But there was this kid named Russell who was looking for a snipe under his porch. And there was this dog named Dug who’s convinced Carl is his master. And there was this bird named Kevin, who was, well, Kevin. (As if Kevin wasn’t enough, Kevin also happens to be an extremely rare creature being hunted by Carl’s childhood hero.)
Adulting. Need I Say More?
When I graduated from high school, I was extremely introverted and socially anxious. I hadn't had a lot of interaction with kids my age or people outside my family in general due to circumstances outside my control. Just the idea of having to make eye contact with the clerk at Walmart made my heart pick up the pace a little.
Ever since I was little, I craved routine. I wanted the same things to happen at the same time every day.
I hated the unknown. If I had no prior experience with something, fun or not, it was immediately subject to careful inspection.
Which didn’t cause too many problems as a homeschooled high-schooler. I could curl up in my Carl-like world, safe and mostly content.
But then I graduated. And I had to get a job. And a driver’s license. And make conversation with other people without my family around.
There was this job at an elementary school. And there was this young adult gathering at church. And there was . . . ADULTING.
It was awful. For a few days, anyway. I was overwhelmed and frustrated and anxious. I didn’t even talk about my coworkers for almost a year because I was still so nervous every time they tried to even say good morning. True story.
Then something strange happened.
So Many Doors I Never Knew Existed
I discovered I wasn’t as shy as I thought.
Once I had the chance to get out and experience life, I realized my coworkers were very different than I am, but pretty fun. I learned I liked meeting friends for chai or going over to their house to watch a movie (and actually picking out the movie on my own!).
There still were the matters of driving places I’d never gone before, going to appointments alone, and shopping on my own. But even they weren’t quite so bad as I had imagined. (Google Maps helped.)

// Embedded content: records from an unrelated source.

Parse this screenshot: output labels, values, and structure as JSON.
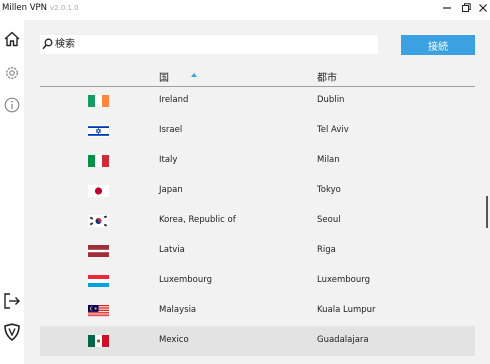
{
  "app": {
    "title": "Millen VPN",
    "version": "v2.0.1.0"
  },
  "colors": {
    "accent": "#3ba1e0",
    "panel": "#f2f2f2",
    "selected_row": "#e3e3e3"
  },
  "sidebar": {
    "top_icons": [
      "home-icon",
      "gear-icon",
      "info-icon"
    ],
    "bottom_icons": [
      "logout-icon",
      "shield-icon"
    ]
  },
  "search": {
    "placeholder": "検索",
    "value": ""
  },
  "connect_label": "接続",
  "table": {
    "headers": {
      "country": "国",
      "city": "都市"
    },
    "sort": "country-ascending",
    "rows": [
      {
        "flag": "ireland-flag-icon",
        "country": "Ireland",
        "city": "Dublin",
        "selected": false
      },
      {
        "flag": "israel-flag-icon",
        "country": "Israel",
        "city": "Tel Aviv",
        "selected": false
      },
      {
        "flag": "italy-flag-icon",
        "country": "Italy",
        "city": "Milan",
        "selected": false
      },
      {
        "flag": "japan-flag-icon",
        "country": "Japan",
        "city": "Tokyo",
        "selected": false
      },
      {
        "flag": "korea-flag-icon",
        "country": "Korea, Republic of",
        "city": "Seoul",
        "selected": false
      },
      {
        "flag": "latvia-flag-icon",
        "country": "Latvia",
        "city": "Riga",
        "selected": false
      },
      {
        "flag": "luxembourg-flag-icon",
        "country": "Luxembourg",
        "city": "Luxembourg",
        "selected": false
      },
      {
        "flag": "malaysia-flag-icon",
        "country": "Malaysia",
        "city": "Kuala Lumpur",
        "selected": false
      },
      {
        "flag": "mexico-flag-icon",
        "country": "Mexico",
        "city": "Guadalajara",
        "selected": true
      }
    ]
  }
}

I still love and need my quiet time at home. But so many doors I never knew existed stood wide open before me.
I smiled looking back at my goals for 2021. I had written that I wanted to become more confident. That’s exactly what happened. And it wouldn’t have happened unless I’d taken a few risks and a few chances.

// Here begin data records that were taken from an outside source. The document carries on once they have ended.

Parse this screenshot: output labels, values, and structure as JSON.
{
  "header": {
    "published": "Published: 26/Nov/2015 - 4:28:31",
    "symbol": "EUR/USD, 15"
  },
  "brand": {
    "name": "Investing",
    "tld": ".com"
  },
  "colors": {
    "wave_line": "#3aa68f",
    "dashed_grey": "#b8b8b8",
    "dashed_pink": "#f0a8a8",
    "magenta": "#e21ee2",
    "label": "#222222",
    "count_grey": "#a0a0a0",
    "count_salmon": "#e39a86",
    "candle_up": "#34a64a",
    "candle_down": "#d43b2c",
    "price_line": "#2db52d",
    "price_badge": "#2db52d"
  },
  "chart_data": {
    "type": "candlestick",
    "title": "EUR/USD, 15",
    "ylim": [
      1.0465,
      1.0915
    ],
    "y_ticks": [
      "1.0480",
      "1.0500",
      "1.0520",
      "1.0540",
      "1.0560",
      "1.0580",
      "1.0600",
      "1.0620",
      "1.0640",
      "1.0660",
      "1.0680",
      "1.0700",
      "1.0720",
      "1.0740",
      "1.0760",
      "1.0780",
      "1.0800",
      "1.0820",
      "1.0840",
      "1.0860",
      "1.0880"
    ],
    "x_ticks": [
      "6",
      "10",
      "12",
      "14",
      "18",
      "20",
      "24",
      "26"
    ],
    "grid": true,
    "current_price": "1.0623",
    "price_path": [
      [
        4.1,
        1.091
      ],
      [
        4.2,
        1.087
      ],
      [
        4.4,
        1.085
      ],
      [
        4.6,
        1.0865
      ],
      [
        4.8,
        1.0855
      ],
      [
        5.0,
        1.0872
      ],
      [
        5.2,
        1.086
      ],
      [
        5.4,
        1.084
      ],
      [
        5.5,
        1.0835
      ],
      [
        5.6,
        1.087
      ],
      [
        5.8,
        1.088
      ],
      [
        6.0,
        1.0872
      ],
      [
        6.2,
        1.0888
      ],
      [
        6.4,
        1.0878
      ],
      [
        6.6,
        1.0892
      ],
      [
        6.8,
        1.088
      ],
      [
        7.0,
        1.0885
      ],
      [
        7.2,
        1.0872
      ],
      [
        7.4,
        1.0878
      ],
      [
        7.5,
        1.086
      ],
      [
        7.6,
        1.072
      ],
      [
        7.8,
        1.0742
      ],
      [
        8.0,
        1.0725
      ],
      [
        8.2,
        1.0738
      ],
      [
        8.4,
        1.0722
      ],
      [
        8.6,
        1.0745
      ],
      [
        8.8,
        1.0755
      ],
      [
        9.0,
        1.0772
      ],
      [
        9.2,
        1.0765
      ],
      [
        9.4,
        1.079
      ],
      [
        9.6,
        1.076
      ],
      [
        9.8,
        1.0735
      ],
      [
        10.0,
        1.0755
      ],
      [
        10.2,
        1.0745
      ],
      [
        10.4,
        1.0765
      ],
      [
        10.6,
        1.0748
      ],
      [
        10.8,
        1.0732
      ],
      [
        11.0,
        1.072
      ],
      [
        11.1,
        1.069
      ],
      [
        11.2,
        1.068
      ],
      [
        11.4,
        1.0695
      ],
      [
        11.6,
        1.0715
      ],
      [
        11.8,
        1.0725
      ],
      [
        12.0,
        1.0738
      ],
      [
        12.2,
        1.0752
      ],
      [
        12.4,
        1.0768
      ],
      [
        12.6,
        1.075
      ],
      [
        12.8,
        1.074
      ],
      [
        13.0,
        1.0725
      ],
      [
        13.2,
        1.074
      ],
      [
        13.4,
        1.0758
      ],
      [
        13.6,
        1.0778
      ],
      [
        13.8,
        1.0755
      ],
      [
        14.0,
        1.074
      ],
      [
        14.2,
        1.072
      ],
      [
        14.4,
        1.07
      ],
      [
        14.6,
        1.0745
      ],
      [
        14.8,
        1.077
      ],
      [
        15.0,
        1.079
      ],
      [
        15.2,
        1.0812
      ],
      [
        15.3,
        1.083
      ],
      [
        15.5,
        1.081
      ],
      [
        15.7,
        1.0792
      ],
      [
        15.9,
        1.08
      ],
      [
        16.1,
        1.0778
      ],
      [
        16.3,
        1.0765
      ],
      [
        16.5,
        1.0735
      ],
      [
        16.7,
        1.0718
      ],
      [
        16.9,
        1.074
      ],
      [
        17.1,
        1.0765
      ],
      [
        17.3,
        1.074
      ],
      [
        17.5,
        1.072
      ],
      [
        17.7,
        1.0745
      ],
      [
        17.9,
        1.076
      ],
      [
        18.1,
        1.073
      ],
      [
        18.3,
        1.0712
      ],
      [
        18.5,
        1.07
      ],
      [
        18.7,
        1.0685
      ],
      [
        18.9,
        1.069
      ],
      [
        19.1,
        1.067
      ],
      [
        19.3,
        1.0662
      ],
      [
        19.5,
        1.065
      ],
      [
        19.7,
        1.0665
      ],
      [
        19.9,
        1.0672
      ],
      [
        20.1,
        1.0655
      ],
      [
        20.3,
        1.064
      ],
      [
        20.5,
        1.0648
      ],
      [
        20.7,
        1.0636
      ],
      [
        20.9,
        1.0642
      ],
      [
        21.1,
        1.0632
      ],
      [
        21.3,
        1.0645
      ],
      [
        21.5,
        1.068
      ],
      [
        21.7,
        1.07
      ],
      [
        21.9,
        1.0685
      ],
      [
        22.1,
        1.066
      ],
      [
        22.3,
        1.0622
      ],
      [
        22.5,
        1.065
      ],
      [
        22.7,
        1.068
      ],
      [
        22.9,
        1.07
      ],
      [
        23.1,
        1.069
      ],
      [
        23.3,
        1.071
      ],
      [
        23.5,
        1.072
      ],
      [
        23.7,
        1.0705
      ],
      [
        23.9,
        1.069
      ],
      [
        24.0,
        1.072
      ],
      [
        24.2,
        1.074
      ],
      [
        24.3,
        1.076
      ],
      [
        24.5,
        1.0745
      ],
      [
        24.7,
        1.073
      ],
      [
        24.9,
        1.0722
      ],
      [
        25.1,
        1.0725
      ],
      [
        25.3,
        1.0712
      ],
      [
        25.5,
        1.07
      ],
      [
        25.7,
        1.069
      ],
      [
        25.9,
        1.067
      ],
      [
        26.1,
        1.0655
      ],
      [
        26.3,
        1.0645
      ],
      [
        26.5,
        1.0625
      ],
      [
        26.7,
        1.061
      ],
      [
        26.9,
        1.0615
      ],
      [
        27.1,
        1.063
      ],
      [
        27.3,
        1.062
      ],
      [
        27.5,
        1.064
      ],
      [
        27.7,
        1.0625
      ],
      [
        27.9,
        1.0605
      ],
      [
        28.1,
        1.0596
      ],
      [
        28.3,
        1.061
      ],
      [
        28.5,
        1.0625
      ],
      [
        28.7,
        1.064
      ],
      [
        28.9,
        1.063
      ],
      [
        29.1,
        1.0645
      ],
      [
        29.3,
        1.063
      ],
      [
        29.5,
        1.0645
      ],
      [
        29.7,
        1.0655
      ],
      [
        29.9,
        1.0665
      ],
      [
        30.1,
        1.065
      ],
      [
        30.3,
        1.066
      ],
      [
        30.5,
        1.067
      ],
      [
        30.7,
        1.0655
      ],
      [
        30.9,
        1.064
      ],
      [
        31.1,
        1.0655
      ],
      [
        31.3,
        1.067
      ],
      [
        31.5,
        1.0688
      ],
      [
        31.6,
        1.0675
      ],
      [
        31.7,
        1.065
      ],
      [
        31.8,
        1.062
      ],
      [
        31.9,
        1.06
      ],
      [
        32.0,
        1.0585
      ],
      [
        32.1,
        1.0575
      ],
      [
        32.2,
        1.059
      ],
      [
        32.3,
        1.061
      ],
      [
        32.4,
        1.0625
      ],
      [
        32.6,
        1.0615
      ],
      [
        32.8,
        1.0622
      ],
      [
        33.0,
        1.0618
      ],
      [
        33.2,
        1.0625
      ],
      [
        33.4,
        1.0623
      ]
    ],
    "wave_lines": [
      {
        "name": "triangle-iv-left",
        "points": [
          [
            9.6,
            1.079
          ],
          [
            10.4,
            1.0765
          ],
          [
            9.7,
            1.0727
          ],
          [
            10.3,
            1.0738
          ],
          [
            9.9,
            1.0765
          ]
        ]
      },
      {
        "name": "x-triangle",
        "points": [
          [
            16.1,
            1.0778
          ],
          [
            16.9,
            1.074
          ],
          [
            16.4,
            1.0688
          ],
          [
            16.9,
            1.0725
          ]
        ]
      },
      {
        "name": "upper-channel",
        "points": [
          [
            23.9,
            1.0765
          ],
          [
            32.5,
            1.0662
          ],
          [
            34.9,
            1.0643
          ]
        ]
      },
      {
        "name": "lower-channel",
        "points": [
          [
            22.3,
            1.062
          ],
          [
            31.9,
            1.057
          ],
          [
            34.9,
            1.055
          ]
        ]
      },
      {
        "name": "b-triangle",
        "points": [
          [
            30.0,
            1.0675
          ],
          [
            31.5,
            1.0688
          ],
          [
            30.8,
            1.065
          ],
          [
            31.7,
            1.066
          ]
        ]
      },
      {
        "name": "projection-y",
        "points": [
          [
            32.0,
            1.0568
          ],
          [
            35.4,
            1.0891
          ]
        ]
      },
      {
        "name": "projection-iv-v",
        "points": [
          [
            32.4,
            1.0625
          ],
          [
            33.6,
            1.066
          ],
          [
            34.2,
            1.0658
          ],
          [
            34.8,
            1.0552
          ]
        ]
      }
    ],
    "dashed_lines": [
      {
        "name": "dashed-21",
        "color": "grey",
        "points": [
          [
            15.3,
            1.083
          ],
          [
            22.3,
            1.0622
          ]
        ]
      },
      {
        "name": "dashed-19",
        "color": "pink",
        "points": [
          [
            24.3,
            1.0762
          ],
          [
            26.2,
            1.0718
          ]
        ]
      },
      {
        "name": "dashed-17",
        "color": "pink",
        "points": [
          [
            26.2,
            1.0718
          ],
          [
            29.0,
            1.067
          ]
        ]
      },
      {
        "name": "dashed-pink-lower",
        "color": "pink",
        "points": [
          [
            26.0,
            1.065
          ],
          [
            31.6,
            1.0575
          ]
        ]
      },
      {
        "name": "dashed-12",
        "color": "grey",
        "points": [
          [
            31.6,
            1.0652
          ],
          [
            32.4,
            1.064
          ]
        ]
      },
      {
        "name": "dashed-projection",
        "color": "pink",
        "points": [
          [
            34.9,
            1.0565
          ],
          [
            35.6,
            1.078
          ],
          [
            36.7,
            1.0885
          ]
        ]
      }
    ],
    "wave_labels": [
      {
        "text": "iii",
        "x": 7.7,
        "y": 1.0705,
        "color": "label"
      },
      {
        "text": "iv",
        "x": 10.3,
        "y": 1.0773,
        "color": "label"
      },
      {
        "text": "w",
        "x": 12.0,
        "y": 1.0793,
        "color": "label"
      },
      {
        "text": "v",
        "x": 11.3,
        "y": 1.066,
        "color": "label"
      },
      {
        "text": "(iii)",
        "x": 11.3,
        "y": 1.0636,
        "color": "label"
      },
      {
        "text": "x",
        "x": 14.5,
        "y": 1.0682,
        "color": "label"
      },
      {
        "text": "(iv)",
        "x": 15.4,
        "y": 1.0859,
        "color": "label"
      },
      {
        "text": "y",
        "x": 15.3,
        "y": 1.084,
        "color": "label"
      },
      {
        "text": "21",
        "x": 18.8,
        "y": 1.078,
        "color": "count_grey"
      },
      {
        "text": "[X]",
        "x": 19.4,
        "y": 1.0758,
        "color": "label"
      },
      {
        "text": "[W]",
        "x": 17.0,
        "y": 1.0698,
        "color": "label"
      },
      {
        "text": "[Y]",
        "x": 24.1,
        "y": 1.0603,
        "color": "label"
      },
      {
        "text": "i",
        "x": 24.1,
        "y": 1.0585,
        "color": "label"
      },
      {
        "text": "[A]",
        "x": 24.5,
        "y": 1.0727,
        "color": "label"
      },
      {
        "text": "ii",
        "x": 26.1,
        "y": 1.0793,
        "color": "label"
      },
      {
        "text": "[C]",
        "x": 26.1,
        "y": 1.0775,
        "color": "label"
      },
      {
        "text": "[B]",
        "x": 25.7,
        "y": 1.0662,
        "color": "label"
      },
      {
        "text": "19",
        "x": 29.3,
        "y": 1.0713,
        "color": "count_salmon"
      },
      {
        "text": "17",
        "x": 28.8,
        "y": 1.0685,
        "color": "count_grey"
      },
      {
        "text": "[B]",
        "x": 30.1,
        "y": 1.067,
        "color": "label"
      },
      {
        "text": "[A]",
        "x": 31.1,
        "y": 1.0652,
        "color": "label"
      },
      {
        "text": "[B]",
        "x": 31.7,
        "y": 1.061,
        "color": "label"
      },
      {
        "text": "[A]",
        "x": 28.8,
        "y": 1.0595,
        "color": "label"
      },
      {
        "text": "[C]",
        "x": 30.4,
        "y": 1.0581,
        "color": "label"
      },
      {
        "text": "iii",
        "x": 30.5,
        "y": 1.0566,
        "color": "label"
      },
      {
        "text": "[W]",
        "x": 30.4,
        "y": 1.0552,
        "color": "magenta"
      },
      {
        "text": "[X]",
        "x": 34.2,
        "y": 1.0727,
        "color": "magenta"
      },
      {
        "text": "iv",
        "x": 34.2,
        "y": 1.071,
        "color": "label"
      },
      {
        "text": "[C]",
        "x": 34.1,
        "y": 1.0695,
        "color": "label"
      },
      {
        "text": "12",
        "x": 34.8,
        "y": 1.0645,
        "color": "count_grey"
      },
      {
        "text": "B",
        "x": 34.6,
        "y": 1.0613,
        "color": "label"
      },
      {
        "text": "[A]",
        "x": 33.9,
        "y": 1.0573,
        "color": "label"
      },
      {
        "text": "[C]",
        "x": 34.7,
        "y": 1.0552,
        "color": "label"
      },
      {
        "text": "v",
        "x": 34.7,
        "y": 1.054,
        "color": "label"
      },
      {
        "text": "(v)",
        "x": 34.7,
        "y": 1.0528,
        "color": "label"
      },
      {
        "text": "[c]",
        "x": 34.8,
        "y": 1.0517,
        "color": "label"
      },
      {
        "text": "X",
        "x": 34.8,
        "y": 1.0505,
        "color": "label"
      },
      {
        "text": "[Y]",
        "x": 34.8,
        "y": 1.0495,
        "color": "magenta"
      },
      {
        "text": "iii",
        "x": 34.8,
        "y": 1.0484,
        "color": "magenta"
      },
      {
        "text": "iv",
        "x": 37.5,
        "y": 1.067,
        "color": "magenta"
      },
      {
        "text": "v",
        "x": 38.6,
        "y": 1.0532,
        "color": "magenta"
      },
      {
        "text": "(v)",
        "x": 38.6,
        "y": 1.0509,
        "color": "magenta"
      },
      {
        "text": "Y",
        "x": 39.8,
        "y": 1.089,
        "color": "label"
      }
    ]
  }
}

I can’t imagine what life would be like now if I hadn’t taken any of those adventures, unexpected though they were.
Life doesn’t go the way we plan. Carl’s didn’t. Mine didn’t. 2021 didn’t. 2022 won’t.
And maybe that is a fantastic thing.

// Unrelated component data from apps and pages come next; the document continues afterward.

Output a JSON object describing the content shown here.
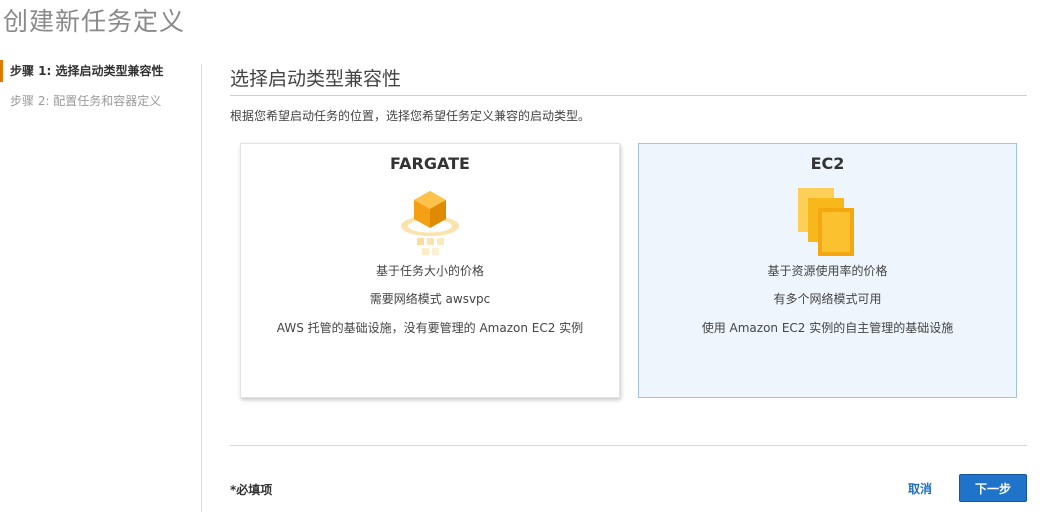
{
  "page": {
    "title": "创建新任务定义"
  },
  "sidebar": {
    "steps": [
      {
        "label": "步骤 1: 选择启动类型兼容性",
        "active": true
      },
      {
        "label": "步骤 2: 配置任务和容器定义",
        "active": false
      }
    ]
  },
  "main": {
    "section_title": "选择启动类型兼容性",
    "description": "根据您希望启动任务的位置，选择您希望任务定义兼容的启动类型。",
    "cards": [
      {
        "title": "FARGATE",
        "icon": "fargate-icon",
        "lines": [
          "基于任务大小的价格",
          "需要网络模式 awsvpc",
          "AWS 托管的基础设施，没有要管理的 Amazon EC2 实例"
        ],
        "selected": false
      },
      {
        "title": "EC2",
        "icon": "ec2-icon",
        "lines": [
          "基于资源使用率的价格",
          "有多个网络模式可用",
          "使用 Amazon EC2 实例的自主管理的基础设施"
        ],
        "selected": true
      }
    ]
  },
  "footer": {
    "required_note": "*必填项",
    "cancel_label": "取消",
    "next_label": "下一步"
  },
  "colors": {
    "accent": "#e07b00",
    "primary_button": "#1f74c9",
    "link": "#1f6fbf",
    "selected_card_bg": "#eef5fc",
    "selected_card_border": "#9fc3e1"
  }
}
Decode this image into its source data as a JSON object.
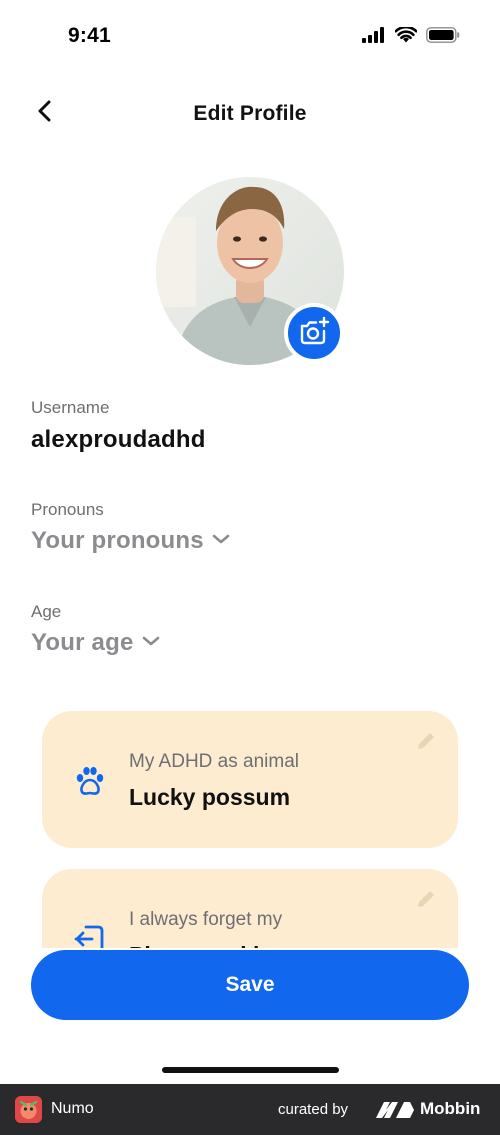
{
  "status_bar": {
    "time": "9:41"
  },
  "header": {
    "title": "Edit Profile"
  },
  "profile": {
    "username_label": "Username",
    "username_value": "alexproudadhd",
    "pronouns_label": "Pronouns",
    "pronouns_placeholder": "Your pronouns",
    "age_label": "Age",
    "age_placeholder": "Your age"
  },
  "cards": [
    {
      "label": "My ADHD as animal",
      "value": "Lucky possum",
      "icon": "paw-icon"
    },
    {
      "label": "I always forget my",
      "value": "Phone and keys",
      "icon": "door-exit-icon"
    }
  ],
  "actions": {
    "save_label": "Save"
  },
  "footer": {
    "app_name": "Numo",
    "curated_by": "curated by",
    "brand": "Mobbin"
  },
  "colors": {
    "accent": "#1168ef",
    "card_bg": "#fdecd0",
    "muted_text": "#8c8c90",
    "footer_bg": "#2a2a2c"
  }
}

Whether or not these unexpected adventures feel wonderful at the time—some do, some don’t—they will lead us somewhere wonderful.
Know how I know? Because God’s steering the ship, and He told me so. “For I know the plans I have for you”—this is the Lord’s declaration—“plans for your well-being, not for disaster, to give you a future and a hope.” (Jeremiah 29:11)
So go tie balloons to your house. (Or don’t, on second thought, that could be a safety hazard. Some things in Pixar just don't work out real well in real life.) Don’t overthink it. Take the doors that God opens for you.
Who knows where you’ll go?
*What unexpected adventures did 2021 bring you? What are your hopes for 2022? Share your adventures in the comments below!*
Hi, I'm Rachel! I'm the author of the posts here at ProseWorthy. Thanks for stopping by!